Task to carry out: Where the data below has the string "background", return the whole line.

Stored entries:
______

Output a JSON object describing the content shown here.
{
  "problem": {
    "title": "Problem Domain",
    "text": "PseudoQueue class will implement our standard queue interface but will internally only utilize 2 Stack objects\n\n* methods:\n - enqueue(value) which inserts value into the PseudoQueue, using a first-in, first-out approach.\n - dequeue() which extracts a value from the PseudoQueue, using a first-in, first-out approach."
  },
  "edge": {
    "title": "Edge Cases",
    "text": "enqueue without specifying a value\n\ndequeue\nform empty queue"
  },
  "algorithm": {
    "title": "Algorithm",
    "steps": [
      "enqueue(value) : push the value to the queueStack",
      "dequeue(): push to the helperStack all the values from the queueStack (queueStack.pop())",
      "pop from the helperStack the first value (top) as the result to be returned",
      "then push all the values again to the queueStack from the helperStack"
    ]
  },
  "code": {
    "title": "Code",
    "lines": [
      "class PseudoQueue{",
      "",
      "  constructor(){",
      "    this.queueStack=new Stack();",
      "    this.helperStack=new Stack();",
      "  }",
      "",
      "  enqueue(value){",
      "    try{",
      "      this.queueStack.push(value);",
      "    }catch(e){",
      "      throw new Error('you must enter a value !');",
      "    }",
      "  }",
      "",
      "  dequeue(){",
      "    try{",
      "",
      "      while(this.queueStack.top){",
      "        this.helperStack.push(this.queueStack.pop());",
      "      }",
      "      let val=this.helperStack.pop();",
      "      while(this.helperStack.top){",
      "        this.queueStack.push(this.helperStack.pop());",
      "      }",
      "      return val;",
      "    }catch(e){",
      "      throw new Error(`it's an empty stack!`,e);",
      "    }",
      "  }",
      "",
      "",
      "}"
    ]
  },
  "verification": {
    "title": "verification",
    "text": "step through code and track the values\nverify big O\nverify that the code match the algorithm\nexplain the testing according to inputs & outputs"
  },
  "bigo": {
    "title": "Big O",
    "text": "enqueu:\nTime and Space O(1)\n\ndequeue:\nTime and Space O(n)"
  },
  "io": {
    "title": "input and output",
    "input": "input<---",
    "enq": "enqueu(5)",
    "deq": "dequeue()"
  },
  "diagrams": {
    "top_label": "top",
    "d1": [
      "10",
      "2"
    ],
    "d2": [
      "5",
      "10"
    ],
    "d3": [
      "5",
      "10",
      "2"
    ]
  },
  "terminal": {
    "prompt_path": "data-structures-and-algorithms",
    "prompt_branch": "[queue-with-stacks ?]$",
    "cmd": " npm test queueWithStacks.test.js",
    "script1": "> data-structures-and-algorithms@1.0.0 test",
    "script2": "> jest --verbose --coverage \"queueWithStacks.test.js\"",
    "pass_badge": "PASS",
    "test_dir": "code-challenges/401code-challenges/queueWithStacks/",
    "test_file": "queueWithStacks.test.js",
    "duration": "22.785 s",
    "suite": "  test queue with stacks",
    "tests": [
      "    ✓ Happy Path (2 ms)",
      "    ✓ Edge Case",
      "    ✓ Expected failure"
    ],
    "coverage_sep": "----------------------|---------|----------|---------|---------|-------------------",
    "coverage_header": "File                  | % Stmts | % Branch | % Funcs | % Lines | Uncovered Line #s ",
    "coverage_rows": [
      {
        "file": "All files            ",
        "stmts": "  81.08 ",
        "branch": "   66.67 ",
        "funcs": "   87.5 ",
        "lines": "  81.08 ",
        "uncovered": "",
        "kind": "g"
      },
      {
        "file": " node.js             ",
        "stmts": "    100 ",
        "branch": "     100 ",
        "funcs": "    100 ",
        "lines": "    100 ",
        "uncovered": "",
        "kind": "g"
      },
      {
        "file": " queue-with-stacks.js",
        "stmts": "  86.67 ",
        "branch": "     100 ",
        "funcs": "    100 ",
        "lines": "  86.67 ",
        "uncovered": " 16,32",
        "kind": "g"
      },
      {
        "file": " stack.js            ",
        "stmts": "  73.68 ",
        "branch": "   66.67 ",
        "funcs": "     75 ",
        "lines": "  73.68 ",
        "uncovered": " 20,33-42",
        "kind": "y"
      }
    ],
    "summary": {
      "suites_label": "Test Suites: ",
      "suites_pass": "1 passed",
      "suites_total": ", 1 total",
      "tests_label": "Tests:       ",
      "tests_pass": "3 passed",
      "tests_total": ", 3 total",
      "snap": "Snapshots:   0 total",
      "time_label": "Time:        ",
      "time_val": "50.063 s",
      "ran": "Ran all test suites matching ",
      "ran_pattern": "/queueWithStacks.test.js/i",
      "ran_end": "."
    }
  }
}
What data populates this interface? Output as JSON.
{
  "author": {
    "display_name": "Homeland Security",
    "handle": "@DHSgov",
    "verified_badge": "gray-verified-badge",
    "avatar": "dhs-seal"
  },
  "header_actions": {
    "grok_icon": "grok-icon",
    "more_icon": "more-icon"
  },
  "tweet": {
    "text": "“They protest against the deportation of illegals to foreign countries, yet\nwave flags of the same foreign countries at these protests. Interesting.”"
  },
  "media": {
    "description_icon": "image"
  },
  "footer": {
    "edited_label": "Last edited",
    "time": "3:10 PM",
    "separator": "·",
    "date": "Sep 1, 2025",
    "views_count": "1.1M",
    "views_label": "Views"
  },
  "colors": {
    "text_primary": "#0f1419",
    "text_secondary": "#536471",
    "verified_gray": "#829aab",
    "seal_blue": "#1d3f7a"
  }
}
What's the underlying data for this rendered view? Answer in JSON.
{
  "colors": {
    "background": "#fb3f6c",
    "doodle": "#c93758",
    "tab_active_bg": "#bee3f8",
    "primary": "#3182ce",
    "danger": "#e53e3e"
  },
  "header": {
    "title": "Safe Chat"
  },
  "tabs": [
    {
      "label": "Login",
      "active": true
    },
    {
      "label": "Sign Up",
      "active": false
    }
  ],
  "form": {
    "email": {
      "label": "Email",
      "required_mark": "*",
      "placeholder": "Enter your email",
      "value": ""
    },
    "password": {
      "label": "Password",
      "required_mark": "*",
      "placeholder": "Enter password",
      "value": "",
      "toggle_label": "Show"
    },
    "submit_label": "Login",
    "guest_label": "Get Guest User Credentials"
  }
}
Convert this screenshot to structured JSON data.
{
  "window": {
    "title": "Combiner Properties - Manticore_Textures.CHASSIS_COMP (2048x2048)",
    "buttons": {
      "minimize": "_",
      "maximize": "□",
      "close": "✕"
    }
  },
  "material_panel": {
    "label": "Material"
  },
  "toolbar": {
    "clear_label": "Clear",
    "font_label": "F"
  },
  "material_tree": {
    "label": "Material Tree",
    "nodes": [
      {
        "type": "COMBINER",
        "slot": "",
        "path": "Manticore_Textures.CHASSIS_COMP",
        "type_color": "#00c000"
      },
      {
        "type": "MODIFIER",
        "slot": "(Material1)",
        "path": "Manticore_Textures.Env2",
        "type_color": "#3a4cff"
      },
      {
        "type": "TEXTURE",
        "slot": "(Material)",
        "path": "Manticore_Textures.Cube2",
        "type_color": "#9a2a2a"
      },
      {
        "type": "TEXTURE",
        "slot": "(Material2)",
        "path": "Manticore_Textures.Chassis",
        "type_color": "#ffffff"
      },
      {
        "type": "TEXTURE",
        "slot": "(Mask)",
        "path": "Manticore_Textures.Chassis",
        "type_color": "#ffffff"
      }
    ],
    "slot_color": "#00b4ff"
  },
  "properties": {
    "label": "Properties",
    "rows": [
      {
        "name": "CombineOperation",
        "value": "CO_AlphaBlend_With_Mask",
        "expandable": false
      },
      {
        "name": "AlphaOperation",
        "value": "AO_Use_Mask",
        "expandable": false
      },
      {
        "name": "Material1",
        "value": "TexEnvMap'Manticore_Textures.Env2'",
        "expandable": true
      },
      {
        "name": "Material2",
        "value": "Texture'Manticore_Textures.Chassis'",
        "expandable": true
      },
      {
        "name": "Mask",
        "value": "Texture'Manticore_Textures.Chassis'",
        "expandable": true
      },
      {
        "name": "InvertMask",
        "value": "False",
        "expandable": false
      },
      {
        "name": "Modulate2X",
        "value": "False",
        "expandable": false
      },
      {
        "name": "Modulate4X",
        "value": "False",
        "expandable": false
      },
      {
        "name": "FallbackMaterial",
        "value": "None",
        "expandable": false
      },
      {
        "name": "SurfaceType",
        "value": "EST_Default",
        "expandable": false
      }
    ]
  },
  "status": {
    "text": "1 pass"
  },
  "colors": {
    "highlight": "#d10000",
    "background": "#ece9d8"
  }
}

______

Answer below:
    "background": "#fb3f6c",
    "background": "#ece9d8"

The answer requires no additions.